Leon put together his band with girlfriend/stripper Honi O’Rourke and hit the scene around Max’s, CBGB and the like, and upon entering the studio, caught lightning in a bottle with the recording of the Rock’n Roll Is Alive 7” EP in 1979. The title track is simply irresistible, laying down the filthy scuzz guitar tone dreams are made of, in one of the ‘most potent anthems of NYC punk’ ever caught on tape, right up there with “Max’s Kansas City” by Jayne County, and headed straight into your pleasure receptors. Everyone was reeling and even those mysterious Glimmer Twins, Keef and Mick, locals at the time and looking to sign bands for their label, took note…
Fast forward to Sid Vicious’ implication in Nancy Spungen’s death, and Leon’s alleged involvement with being the last witness of the couple at the Chelsea, and legend starts to build exponentially. But even after being courted by Mick & Keith for a possible signing to the fledgling Rolling Stones Records, Leon said Mick talked him out of the deal. But sure enough, they both got together for an impossibly great recording of “Heart of Stone” included here that surely equals the classic rendition by The Pagans (that’s become the gold standard). Despite the record deal falling through, Neon Leon was still asked to perform for the NYC album launch party for Some Girls, and remained on great terms with the Stones camp. But in the early 80s, as the winds shifted, Leon moved back to Europe and settled in Sweden with some musical cohorts, and started the second phase of his underground rock’n roll career.
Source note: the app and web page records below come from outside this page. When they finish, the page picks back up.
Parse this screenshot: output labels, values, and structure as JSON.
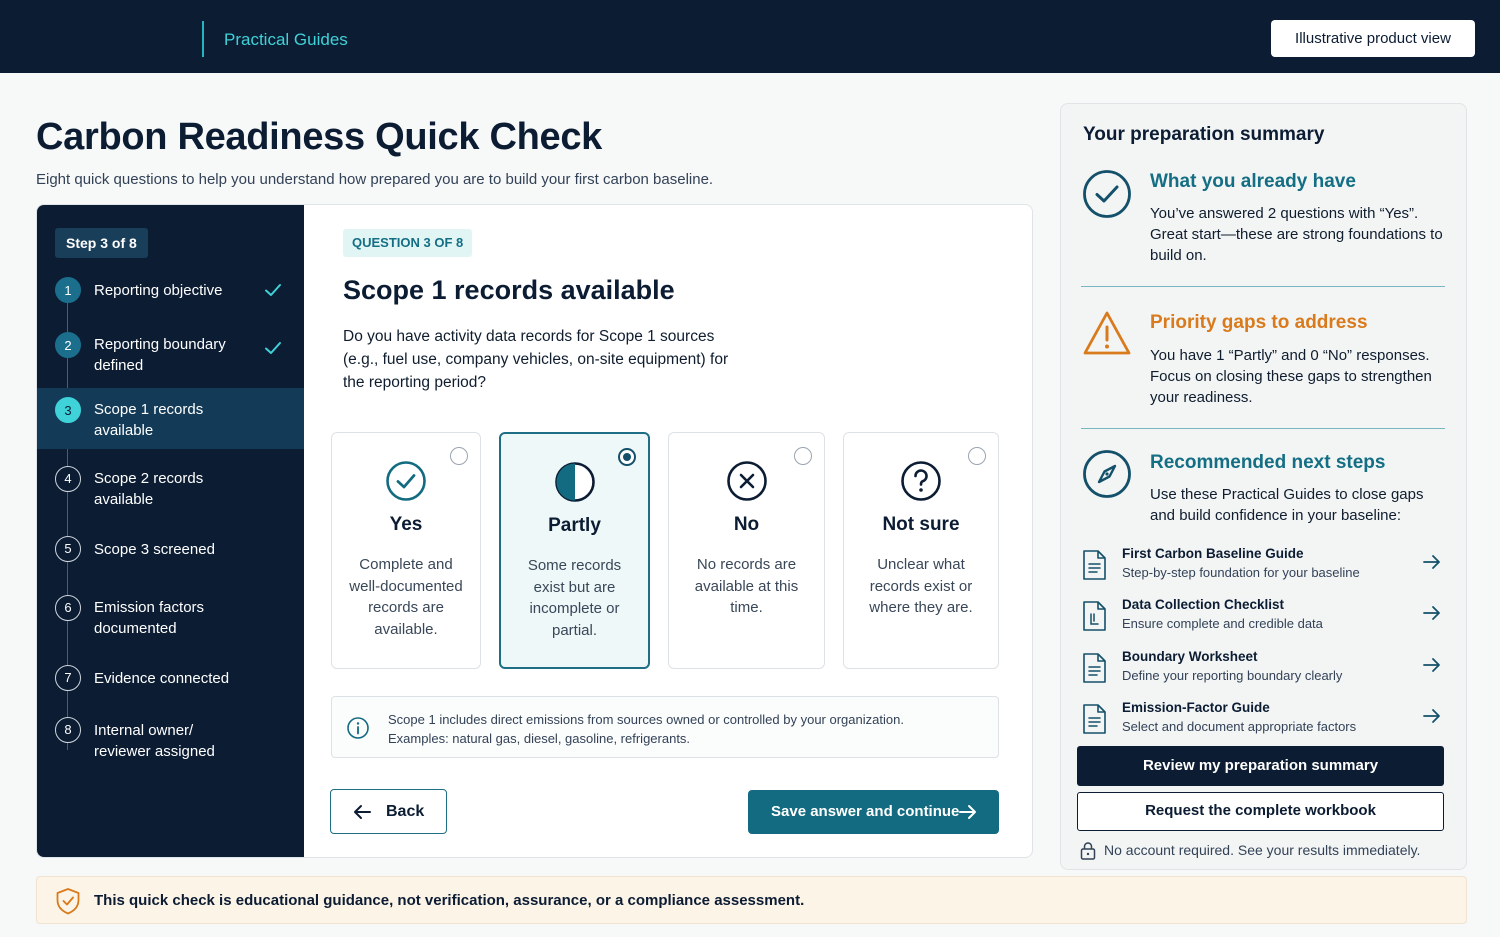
{
  "topbar": {
    "brand": "Practical Guides",
    "illustrative_label": "Illustrative product view"
  },
  "header": {
    "title": "Carbon Readiness Quick Check",
    "subtitle": "Eight quick questions to help you understand how prepared you are to build your first carbon baseline."
  },
  "stepper": {
    "progress_label": "Step 3 of 8",
    "steps": [
      {
        "num": "1",
        "label": "Reporting objective",
        "state": "done"
      },
      {
        "num": "2",
        "label": "Reporting boundary defined",
        "state": "done"
      },
      {
        "num": "3",
        "label": "Scope 1 records available",
        "state": "current"
      },
      {
        "num": "4",
        "label": "Scope 2 records available",
        "state": "todo"
      },
      {
        "num": "5",
        "label": "Scope 3 screened",
        "state": "todo"
      },
      {
        "num": "6",
        "label": "Emission factors documented",
        "state": "todo"
      },
      {
        "num": "7",
        "label": "Evidence connected",
        "state": "todo"
      },
      {
        "num": "8",
        "label": "Internal owner/ reviewer assigned",
        "state": "todo"
      }
    ]
  },
  "question": {
    "counter": "QUESTION 3 OF 8",
    "title": "Scope 1 records available",
    "text": "Do you have activity data records for Scope 1 sources (e.g., fuel use, company vehicles, on-site equipment) for the reporting period?",
    "options": [
      {
        "title": "Yes",
        "desc": "Complete and well-documented records are available.",
        "icon": "check-circle-icon",
        "selected": false
      },
      {
        "title": "Partly",
        "desc": "Some records exist but are incomplete or partial.",
        "icon": "half-circle-icon",
        "selected": true
      },
      {
        "title": "No",
        "desc": "No records are available at this time.",
        "icon": "x-circle-icon",
        "selected": false
      },
      {
        "title": "Not sure",
        "desc": "Unclear what records exist or where they are.",
        "icon": "question-circle-icon",
        "selected": false
      }
    ],
    "info": "Scope 1 includes direct emissions from sources owned or controlled by your organization. Examples: natural gas, diesel, gasoline, refrigerants.",
    "back_label": "Back",
    "save_label": "Save answer and continue"
  },
  "summary": {
    "title": "Your preparation summary",
    "have": {
      "title": "What you already have",
      "text": "You’ve answered 2 questions with “Yes”. Great start—these are strong foundations to build on."
    },
    "gaps": {
      "title": "Priority gaps to address",
      "text": "You have 1 “Partly” and 0 “No” responses. Focus on closing these gaps to strengthen your readiness."
    },
    "next": {
      "title": "Recommended next steps",
      "text": "Use these Practical Guides to close gaps and build confidence in your baseline:"
    },
    "guides": [
      {
        "title": "First Carbon Baseline Guide",
        "sub": "Step-by-step foundation for your baseline"
      },
      {
        "title": "Data Collection Checklist",
        "sub": "Ensure complete and credible data"
      },
      {
        "title": "Boundary Worksheet",
        "sub": "Define your reporting boundary clearly"
      },
      {
        "title": "Emission-Factor Guide",
        "sub": "Select and document appropriate factors"
      }
    ],
    "review_label": "Review my preparation summary",
    "request_label": "Request the complete workbook",
    "no_account": "No account required. See your results immediately."
  },
  "disclaimer": "This quick check is educational guidance, not verification, assurance, or a compliance assessment.",
  "colors": {
    "navy": "#0b1c33",
    "teal": "#126b80",
    "accent_cyan": "#3fd2d8",
    "green_title": "#146e84",
    "orange_title": "#d97a1c"
  }
}
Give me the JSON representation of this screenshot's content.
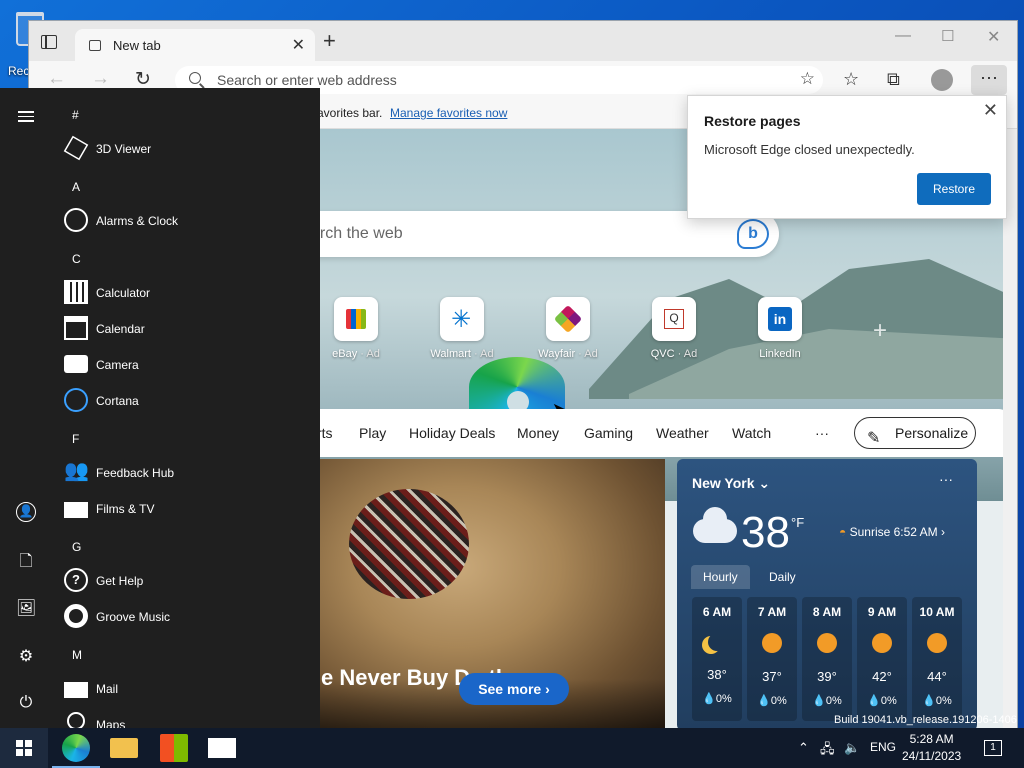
{
  "desktop": {
    "recycle_label": "Rec",
    "build_text": "Build 19041.vb_release.191206-1406"
  },
  "browser": {
    "tab_title": "New tab",
    "address_placeholder": "Search or enter web address",
    "favorites_bar_message": "avorites bar.",
    "favorites_bar_link": "Manage favorites now",
    "more_label": "···"
  },
  "restore_popup": {
    "title": "Restore pages",
    "message": "Microsoft Edge closed unexpectedly.",
    "button": "Restore"
  },
  "newtab": {
    "search_placeholder": "arch the web",
    "top_sites": [
      {
        "name": "eBay",
        "ad": "· Ad"
      },
      {
        "name": "Walmart",
        "ad": "· Ad"
      },
      {
        "name": "Wayfair",
        "ad": "· Ad"
      },
      {
        "name": "QVC",
        "ad": "· Ad"
      },
      {
        "name": "LinkedIn",
        "ad": ""
      }
    ],
    "categories": [
      "rts",
      "Play",
      "Holiday Deals",
      "Money",
      "Gaming",
      "Weather",
      "Watch",
      "···"
    ],
    "personalize": "Personalize",
    "hero_title": "e Never Buy D...the",
    "see_more": "See more",
    "weather": {
      "city": "New York",
      "temp": "38",
      "unit": "°F",
      "sunrise": "Sunrise 6:52 AM",
      "tabs": [
        "Hourly",
        "Daily"
      ],
      "hours": [
        {
          "time": "6 AM",
          "temp": "38°",
          "precip": "💧0%",
          "icon": "moon"
        },
        {
          "time": "7 AM",
          "temp": "37°",
          "precip": "💧0%",
          "icon": "sun"
        },
        {
          "time": "8 AM",
          "temp": "39°",
          "precip": "💧0%",
          "icon": "sun"
        },
        {
          "time": "9 AM",
          "temp": "42°",
          "precip": "💧0%",
          "icon": "sun"
        },
        {
          "time": "10 AM",
          "temp": "44°",
          "precip": "💧0%",
          "icon": "sun"
        }
      ]
    }
  },
  "start_menu": {
    "sections": [
      {
        "letter": "#",
        "apps": [
          "3D Viewer"
        ]
      },
      {
        "letter": "A",
        "apps": [
          "Alarms & Clock"
        ]
      },
      {
        "letter": "C",
        "apps": [
          "Calculator",
          "Calendar",
          "Camera",
          "Cortana"
        ]
      },
      {
        "letter": "F",
        "apps": [
          "Feedback Hub",
          "Films & TV"
        ]
      },
      {
        "letter": "G",
        "apps": [
          "Get Help",
          "Groove Music"
        ]
      },
      {
        "letter": "M",
        "apps": [
          "Mail",
          "Maps"
        ]
      }
    ]
  },
  "taskbar": {
    "language": "ENG",
    "time": "5:28 AM",
    "date": "24/11/2023",
    "notification_count": "1"
  }
}
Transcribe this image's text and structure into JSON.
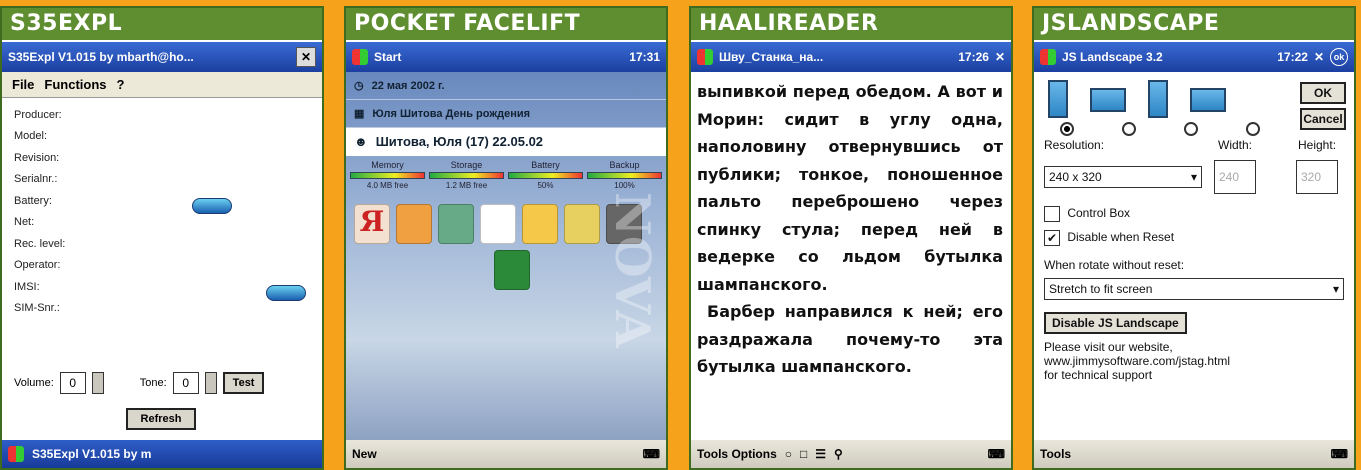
{
  "panels": {
    "s35expl": {
      "title": "S35EXPL",
      "window_title": "S35Expl V1.015 by mbarth@ho...",
      "menu": [
        "File",
        "Functions",
        "?"
      ],
      "fields": [
        "Producer:",
        "Model:",
        "Revision:",
        "Serialnr.:",
        "Battery:",
        "Net:",
        "Rec. level:",
        "Operator:",
        "IMSI:",
        "SIM-Snr.:"
      ],
      "volume_label": "Volume:",
      "volume_value": "0",
      "tone_label": "Tone:",
      "tone_value": "0",
      "test_button": "Test",
      "refresh_button": "Refresh",
      "taskbar": "S35Expl V1.015 by m"
    },
    "pocket_facelift": {
      "title": "POCKET FACELIFT",
      "start_label": "Start",
      "time": "17:31",
      "date_row": "22 мая 2002 г.",
      "event_row": "Юля Шитова День рождения",
      "contact_row": "Шитова, Юля (17)  22.05.02",
      "meters": [
        {
          "label": "Memory",
          "sub": "4.0 MB free"
        },
        {
          "label": "Storage",
          "sub": "1.2 MB free"
        },
        {
          "label": "Battery",
          "sub": "50%"
        },
        {
          "label": "Backup",
          "sub": "100%"
        }
      ],
      "vertical_text": "NOVA",
      "new_label": "New"
    },
    "haalireader": {
      "title": "HAALIREADER",
      "window_title": "Шву_Станка_на...",
      "time": "17:26",
      "paragraph1": "выпивкой перед обедом. А вот и Морин: сидит в углу одна, наполовину отвернувшись от публики; тонкое, поношенное пальто переброшено через спинку стула; перед ней в ведерке со льдом бутылка шампанского.",
      "paragraph2": "Барбер направился к ней; его раздражала почему-то эта бутылка шампанского.",
      "toolbar": "Tools Options"
    },
    "jslandscape": {
      "title": "JSLANDSCAPE",
      "window_title": "JS Landscape 3.2",
      "time": "17:22",
      "ok_button": "OK",
      "cancel_button": "Cancel",
      "resolution_label": "Resolution:",
      "resolution_value": "240 x 320",
      "width_label": "Width:",
      "width_value": "240",
      "height_label": "Height:",
      "height_value": "320",
      "control_box": "Control Box",
      "disable_when_reset": "Disable when Reset",
      "rotate_label": "When rotate without reset:",
      "rotate_value": "Stretch to fit screen",
      "disable_button": "Disable JS Landscape",
      "website_line1": "Please visit our website,",
      "website_line2": "www.jimmysoftware.com/jstag.html",
      "website_line3": "for technical support",
      "tools_label": "Tools"
    }
  }
}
Releasing three singles over the next few years on Scandinavian labels and touring as support for his old friend Johnny Thunders, Leon entered his next chapter, and continued to enjoy the success that was evading him back home in the States. This archival LP collects all of the Neon Leon 7” releases from his 1979-84 period and makes these overseas-only recordings available in the US for the first time, cementing the Neon Leon legend in the sacred halls of the US punk pantheon.
The Neon Leon debut album was released in 1983 (funded by Mick Jagger) as a Swedish-only LP but featured Blondie’s Clem Burke as well as notorious KBD star Snuky Tate, and showcases a sold late 70’s Stones vibe perfectly ripe for radio consumption, in a better world, that is… fast forward to the 21st century and Leon still holds it down in Germany these days, still performs occasionally, and we’re extremely proud to finally get these 70s-80s era recordings back into circulation, so make sure to check out both of Neon Leon’s books (Fast Track to Hell and New York City Babylon) crank it up, and don’t ever look back!
RIYL: Pure Hell, Heartbreakers, Rolling Stones, Snuky Tate, Pagans, Wayne/Jayne County